Chainalysis’ robust blockchain dataset provides key insights into the role of unhosted wallets in the cryptocurrency ecosystem. If the main purpose of these regulatory requirements is to decrease illicit transactions and avoid money laundering, targeting unhosted wallets may not accomplish the intended objective.
What our blockchain analysis data makes clear is that unhosted wallets are not inherently risky and unhosted wallets do not inhibit law enforcement’s ability to investigate the illicit use of cryptocurrency. Blockchain analytics can inform risk analysis and compliance programs so that risks can be mitigated responsibly and effectively by compliance teams.
Travel Rule guidelines have already been released by the regulators and VASPs have a deadline to build compliance programs to comply with it. We know this process can be overwhelming, but luckily, there are many available solutions to facilitate this process for VASPs, and there will likely be many more as the cryptocurrency industry continues to overlap with the traditional financial system.
Chainalysis and Notabene have created an integrated solution that helps VASPs save time and money while looking to meet the complete Travel Rule requirements and build their own risk assessment on unhosted wallets.
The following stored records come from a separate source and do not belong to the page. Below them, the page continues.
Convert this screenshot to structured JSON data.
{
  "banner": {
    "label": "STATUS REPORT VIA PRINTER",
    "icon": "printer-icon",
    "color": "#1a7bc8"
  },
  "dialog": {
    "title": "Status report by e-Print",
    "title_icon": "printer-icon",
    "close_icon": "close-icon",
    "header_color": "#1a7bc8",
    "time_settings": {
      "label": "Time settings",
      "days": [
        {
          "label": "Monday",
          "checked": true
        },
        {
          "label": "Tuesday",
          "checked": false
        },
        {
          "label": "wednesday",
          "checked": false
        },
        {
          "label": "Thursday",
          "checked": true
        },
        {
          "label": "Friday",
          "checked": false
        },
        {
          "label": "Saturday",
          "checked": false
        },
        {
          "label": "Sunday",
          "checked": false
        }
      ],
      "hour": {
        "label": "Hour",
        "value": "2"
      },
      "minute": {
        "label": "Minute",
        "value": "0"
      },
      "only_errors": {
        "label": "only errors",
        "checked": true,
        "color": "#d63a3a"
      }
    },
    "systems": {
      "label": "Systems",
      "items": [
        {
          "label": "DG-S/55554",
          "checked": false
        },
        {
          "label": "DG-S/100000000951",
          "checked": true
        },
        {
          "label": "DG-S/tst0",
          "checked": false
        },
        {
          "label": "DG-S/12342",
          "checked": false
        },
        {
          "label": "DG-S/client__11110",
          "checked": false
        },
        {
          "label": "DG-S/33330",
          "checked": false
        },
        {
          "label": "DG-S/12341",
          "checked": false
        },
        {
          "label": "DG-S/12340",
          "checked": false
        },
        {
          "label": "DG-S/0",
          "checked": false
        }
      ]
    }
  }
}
Our integration covers a variety of compliance needs that can simplify the technical and operation integration process. Notabene’s end-to-end Travel Rule solution provides counterparty wallet identification tools, a VASP due-diligence directory, and a secure dashboard to help financial institutions manage counterparty risks without hindering user experience. In conjunction with Chainalysis, VASPs can immediately identify counterparties’ wallet types, get automatic transaction alerts on risky activity and perform continuous monitoring, all in one place.
Choosing the right partners can save compliance teams time, resources, and protect the company from additional regulatory scrutiny or even fines.
Contact the Chainalysis and Notabene teams for more information.